Plains, in dry soil, Nebraska to Texas, Wyoming and Arizona. June-Sept. This and the following species were included in the description of the far western S. Douglasii DC. in our first edition.
Woody at the base, usually branched, sometimes shrubby, glabrous or nearly so, leafy, 1°-6° high. Leaves sessile, or the lowest petioled, thick, 1 1/2'-3 1/2' long, pinnately parted into 3-0 linear or filiform, entire segments, or the upper entire; heads corymbose at the ends of the branches, 5"-10" broad, slender-peduncled; involucre cylindric or becoming campanulate, 5"-8" high, its bracts linear, acute or acuminate, usually with some subulate exterior ones; rays 8-15; achenes canescent; pappus white.
Plains, in dry soil, Nebraska to Texas and Mexico. June-Sept.
Arnica maritima L. Sp. Pl. 884. 1753. Not S. maritimus L. Senecio Pseudo-Arnica Less. Linnaea 6: 240. 1831.
Perennial, somewhat fleshy; stem stout, mostly simple, very leafy, 6'-3° high. Leaves oblong-obo-vate, lanceolate, or the lower spatulate, acute or obtuse at the apex, 4'-8' long, 1/2-2' wide, densely tomentose beneath, at least when young, repand-dentate or denticulate, narrowed to a sessile and partly clasping base, or the lowest into margined petioles; heads solitary, or several (2-7) and corymbose, stout-peduncled, 1 1/2'-2' broad, 8"-10" high; involucre broadly campanulate, its bracts lanceolate, acuminate, mostly tomentose, commonly with several subulate spreading ones at the base; rays 12-25, linear, 3-toothed, conspicuous; disk-corollas 5-lobed; achenes glabrous; pappus dull.

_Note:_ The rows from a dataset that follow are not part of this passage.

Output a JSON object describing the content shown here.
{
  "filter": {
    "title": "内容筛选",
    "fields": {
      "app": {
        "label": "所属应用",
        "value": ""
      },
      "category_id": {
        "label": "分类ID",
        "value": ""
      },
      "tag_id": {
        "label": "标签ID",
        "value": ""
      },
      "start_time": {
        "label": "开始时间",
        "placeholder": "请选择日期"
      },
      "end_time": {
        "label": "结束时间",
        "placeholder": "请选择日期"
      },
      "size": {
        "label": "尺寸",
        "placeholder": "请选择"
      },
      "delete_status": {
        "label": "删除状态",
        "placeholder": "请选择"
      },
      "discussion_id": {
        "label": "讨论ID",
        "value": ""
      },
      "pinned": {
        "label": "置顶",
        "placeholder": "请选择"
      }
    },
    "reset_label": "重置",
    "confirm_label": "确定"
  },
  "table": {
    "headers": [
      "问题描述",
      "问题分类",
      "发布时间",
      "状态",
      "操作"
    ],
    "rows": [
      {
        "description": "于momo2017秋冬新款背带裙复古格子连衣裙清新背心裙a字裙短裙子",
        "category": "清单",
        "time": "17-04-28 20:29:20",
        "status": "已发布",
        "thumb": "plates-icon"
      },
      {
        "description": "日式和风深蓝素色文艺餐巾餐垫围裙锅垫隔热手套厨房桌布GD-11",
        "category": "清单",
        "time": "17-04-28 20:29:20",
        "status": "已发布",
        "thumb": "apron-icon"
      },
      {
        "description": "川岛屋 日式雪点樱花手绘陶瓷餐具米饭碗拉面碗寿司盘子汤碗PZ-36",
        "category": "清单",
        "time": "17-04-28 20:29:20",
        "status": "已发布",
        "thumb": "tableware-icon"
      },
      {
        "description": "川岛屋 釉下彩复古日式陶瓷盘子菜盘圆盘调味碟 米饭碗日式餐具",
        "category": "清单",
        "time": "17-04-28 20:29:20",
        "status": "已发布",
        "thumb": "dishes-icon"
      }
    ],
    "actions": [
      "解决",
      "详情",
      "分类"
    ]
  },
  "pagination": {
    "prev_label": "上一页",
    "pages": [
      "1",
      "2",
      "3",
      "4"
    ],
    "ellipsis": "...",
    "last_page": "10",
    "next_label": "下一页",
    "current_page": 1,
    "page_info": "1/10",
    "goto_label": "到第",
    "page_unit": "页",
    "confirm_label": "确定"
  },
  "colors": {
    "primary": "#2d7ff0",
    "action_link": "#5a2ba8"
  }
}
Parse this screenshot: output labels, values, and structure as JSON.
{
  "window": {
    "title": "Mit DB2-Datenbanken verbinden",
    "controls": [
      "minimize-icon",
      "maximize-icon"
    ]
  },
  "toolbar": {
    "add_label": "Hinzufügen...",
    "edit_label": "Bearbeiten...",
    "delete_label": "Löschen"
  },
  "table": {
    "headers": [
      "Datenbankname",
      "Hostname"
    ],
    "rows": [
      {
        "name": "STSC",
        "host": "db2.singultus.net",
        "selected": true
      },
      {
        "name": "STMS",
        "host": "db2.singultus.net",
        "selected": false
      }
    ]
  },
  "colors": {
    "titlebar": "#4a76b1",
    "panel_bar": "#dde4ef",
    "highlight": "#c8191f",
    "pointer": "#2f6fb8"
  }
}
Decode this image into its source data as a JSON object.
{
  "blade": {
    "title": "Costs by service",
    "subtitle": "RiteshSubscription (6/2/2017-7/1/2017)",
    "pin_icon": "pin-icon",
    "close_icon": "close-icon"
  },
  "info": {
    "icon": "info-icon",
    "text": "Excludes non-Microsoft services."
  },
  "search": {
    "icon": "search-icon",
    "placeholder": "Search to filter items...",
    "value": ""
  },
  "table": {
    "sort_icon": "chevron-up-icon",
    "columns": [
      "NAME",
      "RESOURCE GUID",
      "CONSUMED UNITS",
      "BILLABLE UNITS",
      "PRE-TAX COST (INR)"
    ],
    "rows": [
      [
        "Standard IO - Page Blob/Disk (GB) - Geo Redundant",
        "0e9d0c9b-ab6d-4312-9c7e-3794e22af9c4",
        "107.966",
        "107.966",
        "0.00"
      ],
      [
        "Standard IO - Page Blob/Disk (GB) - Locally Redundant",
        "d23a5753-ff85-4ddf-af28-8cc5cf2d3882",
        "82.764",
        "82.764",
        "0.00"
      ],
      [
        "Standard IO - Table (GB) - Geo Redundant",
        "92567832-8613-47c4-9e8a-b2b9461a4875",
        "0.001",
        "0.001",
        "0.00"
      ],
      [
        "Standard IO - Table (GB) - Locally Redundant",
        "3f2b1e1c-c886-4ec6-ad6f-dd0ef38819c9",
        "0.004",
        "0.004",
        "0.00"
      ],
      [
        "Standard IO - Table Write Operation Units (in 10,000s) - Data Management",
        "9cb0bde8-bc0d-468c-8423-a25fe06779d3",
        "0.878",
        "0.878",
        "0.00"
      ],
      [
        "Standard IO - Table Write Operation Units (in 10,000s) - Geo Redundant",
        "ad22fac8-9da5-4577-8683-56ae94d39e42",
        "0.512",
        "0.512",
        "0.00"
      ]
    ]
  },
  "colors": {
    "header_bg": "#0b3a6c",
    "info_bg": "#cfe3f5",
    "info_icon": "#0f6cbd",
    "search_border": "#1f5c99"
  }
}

On sea-beaches and rocks near the sea, Maine, New Brunswick and the lower St. Lawrence to Labrador and the Arctic Sea. Also in Alaska. July-Aug.